Count each line below that has "name" anywhere in it. Answer with the total alone.
(Task input Opens)
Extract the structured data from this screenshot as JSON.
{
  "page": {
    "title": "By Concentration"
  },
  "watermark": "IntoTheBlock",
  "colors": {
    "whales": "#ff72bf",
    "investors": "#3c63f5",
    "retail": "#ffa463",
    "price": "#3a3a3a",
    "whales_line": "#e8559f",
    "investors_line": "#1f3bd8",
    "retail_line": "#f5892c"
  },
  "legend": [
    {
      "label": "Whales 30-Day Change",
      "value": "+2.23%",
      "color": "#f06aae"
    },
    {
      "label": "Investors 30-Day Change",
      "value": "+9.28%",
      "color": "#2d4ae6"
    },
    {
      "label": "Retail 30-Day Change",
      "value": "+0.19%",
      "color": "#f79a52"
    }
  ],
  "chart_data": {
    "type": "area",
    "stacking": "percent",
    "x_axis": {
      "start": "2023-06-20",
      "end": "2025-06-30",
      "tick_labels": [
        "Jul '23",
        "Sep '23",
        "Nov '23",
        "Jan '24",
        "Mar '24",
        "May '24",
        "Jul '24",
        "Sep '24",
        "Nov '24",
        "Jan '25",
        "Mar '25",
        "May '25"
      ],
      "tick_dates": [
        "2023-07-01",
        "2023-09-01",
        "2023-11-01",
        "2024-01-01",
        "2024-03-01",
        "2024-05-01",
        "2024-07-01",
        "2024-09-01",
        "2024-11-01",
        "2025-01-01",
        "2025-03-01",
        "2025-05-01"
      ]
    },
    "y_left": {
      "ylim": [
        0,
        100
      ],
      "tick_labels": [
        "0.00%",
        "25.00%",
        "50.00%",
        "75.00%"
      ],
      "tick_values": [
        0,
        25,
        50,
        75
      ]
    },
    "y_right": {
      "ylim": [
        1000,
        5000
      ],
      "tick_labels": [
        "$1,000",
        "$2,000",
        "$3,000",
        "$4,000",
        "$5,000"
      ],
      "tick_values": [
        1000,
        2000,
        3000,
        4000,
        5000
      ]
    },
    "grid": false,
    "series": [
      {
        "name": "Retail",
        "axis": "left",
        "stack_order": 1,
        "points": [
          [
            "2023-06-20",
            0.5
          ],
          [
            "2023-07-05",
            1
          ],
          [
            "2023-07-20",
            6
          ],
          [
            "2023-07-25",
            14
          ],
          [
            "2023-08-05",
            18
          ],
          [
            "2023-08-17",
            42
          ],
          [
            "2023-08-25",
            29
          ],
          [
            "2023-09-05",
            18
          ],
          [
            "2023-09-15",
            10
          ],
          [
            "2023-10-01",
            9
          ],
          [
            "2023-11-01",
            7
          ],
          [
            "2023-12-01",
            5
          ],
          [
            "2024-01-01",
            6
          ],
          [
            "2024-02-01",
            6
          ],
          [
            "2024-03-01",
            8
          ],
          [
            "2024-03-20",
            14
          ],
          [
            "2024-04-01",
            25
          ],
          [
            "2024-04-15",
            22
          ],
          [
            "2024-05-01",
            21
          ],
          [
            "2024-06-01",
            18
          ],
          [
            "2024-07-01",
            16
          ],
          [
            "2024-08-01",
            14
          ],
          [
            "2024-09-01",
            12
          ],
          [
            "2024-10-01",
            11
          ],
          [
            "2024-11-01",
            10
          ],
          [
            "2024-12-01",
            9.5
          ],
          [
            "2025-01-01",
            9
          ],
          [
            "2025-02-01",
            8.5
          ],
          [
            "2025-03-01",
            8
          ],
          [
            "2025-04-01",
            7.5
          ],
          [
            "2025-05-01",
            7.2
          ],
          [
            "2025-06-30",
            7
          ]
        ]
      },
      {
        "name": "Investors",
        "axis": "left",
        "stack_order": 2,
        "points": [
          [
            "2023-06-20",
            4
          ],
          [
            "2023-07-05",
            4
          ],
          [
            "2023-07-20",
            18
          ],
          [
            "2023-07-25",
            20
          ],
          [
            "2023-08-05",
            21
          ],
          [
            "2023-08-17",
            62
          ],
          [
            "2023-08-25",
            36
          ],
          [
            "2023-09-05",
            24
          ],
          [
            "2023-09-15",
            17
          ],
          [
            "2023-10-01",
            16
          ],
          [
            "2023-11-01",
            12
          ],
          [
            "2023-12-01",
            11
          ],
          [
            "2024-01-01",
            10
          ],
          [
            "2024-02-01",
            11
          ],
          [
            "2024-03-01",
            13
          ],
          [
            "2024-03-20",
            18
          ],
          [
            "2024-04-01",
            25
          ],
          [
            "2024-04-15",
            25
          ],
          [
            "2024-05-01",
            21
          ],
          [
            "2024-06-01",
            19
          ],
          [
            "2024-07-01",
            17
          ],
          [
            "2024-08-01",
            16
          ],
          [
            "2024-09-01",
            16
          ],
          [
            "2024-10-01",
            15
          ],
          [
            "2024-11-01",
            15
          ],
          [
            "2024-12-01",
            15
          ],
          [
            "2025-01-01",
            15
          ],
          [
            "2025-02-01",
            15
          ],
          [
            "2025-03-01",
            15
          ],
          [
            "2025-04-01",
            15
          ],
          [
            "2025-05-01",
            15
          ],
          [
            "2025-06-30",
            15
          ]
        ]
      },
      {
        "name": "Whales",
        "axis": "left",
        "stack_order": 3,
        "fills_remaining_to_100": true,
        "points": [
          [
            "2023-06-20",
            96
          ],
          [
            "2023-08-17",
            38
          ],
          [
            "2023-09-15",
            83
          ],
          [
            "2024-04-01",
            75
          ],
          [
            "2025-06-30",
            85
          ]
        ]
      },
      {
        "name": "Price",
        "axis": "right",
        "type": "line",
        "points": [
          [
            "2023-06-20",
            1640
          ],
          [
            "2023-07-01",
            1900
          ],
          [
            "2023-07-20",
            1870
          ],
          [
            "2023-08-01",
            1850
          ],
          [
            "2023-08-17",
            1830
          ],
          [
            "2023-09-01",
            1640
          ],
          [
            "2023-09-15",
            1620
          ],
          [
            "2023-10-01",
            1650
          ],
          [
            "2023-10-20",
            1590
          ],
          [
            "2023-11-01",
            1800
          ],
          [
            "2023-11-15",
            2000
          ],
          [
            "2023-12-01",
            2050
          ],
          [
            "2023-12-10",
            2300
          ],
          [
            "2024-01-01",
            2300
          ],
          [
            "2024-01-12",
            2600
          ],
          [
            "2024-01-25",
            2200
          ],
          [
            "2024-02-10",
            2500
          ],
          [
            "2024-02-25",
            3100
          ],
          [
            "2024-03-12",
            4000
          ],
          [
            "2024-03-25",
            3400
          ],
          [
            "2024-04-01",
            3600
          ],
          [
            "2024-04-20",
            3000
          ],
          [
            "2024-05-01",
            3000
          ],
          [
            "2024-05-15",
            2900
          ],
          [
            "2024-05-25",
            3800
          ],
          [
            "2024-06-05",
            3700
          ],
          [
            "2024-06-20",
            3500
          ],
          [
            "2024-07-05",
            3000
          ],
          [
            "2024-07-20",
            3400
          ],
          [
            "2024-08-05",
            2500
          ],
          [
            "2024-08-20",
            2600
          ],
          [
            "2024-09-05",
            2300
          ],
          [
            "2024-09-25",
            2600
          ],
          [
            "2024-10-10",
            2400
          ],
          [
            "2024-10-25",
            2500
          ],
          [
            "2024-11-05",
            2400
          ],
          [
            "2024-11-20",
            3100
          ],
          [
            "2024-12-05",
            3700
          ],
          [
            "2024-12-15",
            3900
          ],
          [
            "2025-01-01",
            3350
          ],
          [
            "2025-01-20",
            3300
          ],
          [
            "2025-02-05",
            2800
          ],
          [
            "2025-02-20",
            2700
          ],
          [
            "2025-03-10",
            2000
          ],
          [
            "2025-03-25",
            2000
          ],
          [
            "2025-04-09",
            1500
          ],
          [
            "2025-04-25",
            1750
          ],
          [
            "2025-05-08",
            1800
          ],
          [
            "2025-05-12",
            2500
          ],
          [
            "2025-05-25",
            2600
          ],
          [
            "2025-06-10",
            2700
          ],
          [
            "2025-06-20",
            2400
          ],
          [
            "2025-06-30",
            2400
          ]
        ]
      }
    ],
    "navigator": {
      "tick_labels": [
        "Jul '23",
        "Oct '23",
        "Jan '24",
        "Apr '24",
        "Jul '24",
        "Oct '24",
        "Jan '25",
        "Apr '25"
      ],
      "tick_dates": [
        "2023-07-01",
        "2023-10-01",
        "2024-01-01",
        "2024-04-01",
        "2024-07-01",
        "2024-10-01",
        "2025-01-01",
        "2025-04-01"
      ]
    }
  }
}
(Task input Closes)
→ Result of this task:
4